In late 2014, a 480-page-long summary on the CIA detention centers was published by the US Senate Intelligence Committee after having been heavily redacted by the secret service. It is only a prelude to the original 6,000-page report, which remains secret.
It took nine months for the independent UK-based Bureau of Investigative Journalism, in cooperation with The Rendition Project to reveal what was cut off from the government report using open sources and investigative techniques. All the data they discovered is available online.
"Although many published accounts of individual journeys through the black site network exist, this is the first comprehensive portrayal of the system’s inner dynamics from beginning to end," the Bureau of Investigative Journalism stated.
The testimonies of former prisoners, flight records, commercial contracts, court cases, declassified government documents, information leaks and NGO reports, along with media coverage, were put together and compiled into accessible interactive databases and maps revealing the locations of the CIA black sites.
Map credit: Victoria Parsons
The countries that participated in the CIA's terrorist detainee interrogation and transfer program had full knowledge of what was being done within their borders, former CIA Deputy Director Michael Morell told Sputnik earlier this year.
In May, the European Court of Human Rights forced the government of Poland to pay approximately $250,000 in reparations to two terrorist suspects who had reported being tortured at a CIA black site in Poland.
According to reports, the United States gave Poland and other countries millions of dollars to allow the CIA to operate a detention center within their borders in 2002 and 2003.
Morell noted that the countries hosting CIA sites supported the program “"because they thought that we would be able to keep all of this secret."
"This was facilitated, supported and was very closely monitored at the highest level of the United States government, up to and including the White House," former senior executive at the National Security Agency (NSA) and whistleblower Thomas Drake commented to Sputnik earlier.
The 2014 report produced by the US Senate provided official documentation of numerous incidents of torture, and so-called "enhanced interrogation techniques" used against enemy combatants in US-controlled detention facilities. Little has been revealed about the foreign sites or the practices there.
Senator Dianne Feinstein, then the chair of the Intelligence Committee, released the report's 480-page executive summary, over objections from CIA and White House officials.
After the release in December, the US government publicized 27 pages of interview notes compiled by lawyers for Guantanamo detainee Majid Khan in which he described his torture.
Khan said interrogators poured ice water on his genitals, videotaped him naked and repeatedly touched his "private parts" – details which were not described in the Senate report.
A month after the summary's release, in January 2015, the government said it had issued new classification rules that permitted only the release of "general allegations of torture," and "information regarding the conditions of confinement."
But, they said, the names of CIA employees and locations of secret CIA "black sites" could not be released.

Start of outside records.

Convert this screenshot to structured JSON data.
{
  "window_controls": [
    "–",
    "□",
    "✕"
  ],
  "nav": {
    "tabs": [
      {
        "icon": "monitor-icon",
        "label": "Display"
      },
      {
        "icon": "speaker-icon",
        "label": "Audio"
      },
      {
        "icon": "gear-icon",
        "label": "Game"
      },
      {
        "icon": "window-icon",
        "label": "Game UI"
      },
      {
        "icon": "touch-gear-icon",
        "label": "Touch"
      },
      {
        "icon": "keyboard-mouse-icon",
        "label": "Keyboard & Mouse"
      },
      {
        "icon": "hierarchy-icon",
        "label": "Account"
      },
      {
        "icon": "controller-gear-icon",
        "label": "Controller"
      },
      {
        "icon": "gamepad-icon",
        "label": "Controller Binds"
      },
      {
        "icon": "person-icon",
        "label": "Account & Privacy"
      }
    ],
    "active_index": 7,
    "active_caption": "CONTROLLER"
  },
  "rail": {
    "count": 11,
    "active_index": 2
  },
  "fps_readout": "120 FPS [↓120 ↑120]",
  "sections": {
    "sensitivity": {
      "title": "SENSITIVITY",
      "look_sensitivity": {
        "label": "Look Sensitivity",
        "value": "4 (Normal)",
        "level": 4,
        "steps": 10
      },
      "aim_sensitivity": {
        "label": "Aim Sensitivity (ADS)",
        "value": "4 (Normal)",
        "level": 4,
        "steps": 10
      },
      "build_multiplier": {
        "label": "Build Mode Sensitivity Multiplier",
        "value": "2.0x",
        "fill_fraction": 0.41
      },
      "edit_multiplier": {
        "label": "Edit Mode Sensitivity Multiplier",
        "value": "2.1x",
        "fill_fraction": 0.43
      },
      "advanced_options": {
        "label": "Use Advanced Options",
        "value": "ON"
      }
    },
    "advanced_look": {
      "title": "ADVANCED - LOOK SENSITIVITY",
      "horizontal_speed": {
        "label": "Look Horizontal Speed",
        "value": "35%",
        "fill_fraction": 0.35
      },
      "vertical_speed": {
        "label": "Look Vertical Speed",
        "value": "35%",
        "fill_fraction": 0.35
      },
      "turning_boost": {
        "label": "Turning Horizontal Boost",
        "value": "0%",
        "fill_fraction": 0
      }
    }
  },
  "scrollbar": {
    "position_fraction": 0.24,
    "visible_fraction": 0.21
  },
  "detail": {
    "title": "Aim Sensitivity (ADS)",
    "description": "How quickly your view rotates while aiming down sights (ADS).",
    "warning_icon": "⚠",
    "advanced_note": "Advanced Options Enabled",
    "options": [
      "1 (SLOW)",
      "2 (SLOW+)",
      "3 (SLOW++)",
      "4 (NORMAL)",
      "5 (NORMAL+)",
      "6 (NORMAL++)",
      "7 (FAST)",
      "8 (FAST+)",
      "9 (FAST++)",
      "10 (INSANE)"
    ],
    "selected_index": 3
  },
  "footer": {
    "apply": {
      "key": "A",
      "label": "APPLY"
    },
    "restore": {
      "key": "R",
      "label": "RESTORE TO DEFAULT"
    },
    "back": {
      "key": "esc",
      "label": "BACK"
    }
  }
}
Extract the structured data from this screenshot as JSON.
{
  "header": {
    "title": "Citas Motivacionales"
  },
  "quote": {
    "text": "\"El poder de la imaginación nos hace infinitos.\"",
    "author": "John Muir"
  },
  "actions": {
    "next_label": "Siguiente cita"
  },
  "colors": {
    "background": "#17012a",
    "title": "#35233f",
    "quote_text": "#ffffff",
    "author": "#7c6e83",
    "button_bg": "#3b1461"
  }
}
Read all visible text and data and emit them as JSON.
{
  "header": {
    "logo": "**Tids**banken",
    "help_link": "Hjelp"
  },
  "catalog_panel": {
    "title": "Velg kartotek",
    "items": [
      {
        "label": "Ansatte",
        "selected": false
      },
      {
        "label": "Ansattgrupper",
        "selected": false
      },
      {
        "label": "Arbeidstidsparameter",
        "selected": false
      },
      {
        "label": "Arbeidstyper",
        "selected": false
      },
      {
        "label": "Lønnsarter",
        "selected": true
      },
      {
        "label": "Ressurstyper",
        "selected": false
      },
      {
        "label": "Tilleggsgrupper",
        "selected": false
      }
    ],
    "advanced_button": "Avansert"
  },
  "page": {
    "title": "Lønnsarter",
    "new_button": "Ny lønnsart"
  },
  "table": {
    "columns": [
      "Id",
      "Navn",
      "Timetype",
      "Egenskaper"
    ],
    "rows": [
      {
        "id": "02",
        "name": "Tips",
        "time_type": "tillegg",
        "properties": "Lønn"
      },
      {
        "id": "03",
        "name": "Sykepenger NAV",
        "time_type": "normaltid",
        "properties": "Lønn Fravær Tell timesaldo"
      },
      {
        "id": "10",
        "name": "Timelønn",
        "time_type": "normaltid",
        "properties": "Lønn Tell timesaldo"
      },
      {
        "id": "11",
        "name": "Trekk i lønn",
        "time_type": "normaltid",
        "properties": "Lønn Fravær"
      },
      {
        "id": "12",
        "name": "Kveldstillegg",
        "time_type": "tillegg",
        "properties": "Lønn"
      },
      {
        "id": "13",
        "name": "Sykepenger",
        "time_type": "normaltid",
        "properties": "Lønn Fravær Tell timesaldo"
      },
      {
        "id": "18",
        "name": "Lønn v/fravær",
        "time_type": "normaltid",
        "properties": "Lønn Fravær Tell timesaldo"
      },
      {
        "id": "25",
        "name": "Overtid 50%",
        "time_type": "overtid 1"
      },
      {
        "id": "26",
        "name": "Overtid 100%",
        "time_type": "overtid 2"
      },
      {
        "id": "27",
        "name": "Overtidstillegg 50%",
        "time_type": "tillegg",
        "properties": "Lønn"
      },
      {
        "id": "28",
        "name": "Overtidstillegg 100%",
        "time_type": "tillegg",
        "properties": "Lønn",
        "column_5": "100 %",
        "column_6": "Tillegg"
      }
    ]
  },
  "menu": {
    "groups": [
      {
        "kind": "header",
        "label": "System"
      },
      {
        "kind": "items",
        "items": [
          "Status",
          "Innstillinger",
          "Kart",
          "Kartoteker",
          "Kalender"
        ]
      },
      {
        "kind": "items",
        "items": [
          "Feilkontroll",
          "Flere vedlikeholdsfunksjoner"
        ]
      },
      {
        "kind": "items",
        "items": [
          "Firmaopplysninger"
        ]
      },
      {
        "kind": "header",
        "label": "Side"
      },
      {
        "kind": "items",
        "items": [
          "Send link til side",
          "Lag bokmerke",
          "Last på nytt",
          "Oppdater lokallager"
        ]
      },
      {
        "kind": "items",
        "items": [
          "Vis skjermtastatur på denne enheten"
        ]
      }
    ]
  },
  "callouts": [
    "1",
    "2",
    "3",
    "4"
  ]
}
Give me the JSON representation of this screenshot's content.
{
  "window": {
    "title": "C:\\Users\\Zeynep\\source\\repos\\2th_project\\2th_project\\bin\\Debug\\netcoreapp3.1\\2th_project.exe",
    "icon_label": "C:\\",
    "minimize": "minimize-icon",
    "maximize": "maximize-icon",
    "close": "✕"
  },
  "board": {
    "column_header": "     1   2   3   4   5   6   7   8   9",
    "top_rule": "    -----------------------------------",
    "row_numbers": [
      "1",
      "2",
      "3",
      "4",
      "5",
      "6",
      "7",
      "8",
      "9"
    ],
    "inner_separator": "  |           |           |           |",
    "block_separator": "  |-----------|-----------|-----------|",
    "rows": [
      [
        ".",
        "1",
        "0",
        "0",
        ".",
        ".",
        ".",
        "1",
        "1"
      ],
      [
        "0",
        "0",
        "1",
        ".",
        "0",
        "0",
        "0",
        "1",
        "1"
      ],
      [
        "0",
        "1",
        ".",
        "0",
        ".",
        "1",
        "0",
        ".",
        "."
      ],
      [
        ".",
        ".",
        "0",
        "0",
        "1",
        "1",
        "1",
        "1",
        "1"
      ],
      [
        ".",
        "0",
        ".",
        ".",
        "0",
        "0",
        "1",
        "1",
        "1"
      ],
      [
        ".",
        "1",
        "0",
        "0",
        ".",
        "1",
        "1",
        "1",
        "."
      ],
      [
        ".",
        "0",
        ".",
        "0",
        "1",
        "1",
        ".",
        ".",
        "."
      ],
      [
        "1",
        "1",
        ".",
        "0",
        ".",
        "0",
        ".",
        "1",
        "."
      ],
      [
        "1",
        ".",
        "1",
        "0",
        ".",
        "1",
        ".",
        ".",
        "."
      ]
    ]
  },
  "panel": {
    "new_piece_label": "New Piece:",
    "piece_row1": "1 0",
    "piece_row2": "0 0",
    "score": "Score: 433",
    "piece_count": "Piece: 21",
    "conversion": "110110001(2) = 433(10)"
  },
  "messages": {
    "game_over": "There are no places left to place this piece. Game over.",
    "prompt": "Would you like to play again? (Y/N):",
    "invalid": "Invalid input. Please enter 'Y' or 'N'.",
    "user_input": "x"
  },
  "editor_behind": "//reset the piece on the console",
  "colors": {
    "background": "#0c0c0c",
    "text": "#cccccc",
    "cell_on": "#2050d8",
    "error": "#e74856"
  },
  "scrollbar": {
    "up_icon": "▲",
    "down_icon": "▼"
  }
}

Later, the US government blocked the release of 116 pages of notes detailing the torture another Guantanamo Bay detainee, Abu Zubaydah, says he endured while in CIA custody, defense lawyers said in September.
Zubaydah, a 44-year-old Saudi national, has been held in Guantanamo for nine years despite not ever being charged with a crime.